WHAT YOU NEED TO DO: Each line that includes the word "Select" should be copied from the records.

----- TASK MATERIAL

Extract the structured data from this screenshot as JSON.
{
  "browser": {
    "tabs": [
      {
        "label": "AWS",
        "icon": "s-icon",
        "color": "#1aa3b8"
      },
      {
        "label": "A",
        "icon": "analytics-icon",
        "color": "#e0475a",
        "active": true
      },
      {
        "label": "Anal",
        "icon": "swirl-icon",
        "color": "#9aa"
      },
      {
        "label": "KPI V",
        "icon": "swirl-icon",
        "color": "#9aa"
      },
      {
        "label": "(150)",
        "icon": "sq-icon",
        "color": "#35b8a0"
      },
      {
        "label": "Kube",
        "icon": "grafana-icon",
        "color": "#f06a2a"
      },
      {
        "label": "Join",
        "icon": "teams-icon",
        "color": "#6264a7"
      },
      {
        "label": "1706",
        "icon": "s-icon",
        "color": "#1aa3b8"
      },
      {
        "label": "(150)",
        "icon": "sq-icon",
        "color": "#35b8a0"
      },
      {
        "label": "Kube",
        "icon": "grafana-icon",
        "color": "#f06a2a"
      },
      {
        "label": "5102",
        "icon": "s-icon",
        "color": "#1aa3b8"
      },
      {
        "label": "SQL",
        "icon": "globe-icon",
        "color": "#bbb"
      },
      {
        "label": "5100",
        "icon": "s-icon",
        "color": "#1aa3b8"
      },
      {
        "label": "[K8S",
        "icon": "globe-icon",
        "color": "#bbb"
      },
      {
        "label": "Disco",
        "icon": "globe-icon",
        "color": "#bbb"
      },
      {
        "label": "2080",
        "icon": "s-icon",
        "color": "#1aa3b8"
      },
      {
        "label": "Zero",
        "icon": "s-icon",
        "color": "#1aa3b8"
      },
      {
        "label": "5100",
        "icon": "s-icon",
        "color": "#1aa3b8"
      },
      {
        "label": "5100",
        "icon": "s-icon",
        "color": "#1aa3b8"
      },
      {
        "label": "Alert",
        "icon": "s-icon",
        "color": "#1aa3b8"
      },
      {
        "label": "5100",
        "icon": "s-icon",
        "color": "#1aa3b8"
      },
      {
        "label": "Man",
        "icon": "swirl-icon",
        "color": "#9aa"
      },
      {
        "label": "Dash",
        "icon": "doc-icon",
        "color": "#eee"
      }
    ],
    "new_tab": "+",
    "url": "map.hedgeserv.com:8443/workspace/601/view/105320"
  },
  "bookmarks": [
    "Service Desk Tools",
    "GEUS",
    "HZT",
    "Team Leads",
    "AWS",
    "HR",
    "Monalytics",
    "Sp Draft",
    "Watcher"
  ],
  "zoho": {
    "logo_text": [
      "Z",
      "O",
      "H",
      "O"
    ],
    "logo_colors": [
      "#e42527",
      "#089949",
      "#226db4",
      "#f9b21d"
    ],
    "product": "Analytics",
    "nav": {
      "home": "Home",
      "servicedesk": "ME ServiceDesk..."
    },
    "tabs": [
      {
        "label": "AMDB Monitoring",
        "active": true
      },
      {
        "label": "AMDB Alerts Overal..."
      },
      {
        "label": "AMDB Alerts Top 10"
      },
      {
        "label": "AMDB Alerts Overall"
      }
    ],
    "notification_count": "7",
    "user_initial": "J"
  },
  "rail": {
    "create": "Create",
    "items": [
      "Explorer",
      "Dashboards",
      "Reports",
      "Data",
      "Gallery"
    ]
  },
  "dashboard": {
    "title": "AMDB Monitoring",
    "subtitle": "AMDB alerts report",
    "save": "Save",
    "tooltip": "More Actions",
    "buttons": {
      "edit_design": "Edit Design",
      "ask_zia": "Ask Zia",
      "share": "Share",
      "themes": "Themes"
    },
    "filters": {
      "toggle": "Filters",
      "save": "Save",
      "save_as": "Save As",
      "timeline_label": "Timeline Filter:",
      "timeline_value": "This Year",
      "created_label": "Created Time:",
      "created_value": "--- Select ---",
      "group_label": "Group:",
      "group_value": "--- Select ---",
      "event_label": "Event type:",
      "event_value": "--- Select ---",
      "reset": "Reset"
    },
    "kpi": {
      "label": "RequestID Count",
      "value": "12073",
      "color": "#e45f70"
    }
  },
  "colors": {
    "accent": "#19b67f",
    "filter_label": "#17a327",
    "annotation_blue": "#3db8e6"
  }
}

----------

SOLUTION TO THE PROBLEM:
      "created_value": "--- Select ---",
      "group_value": "--- Select ---",
      "event_value": "--- Select ---",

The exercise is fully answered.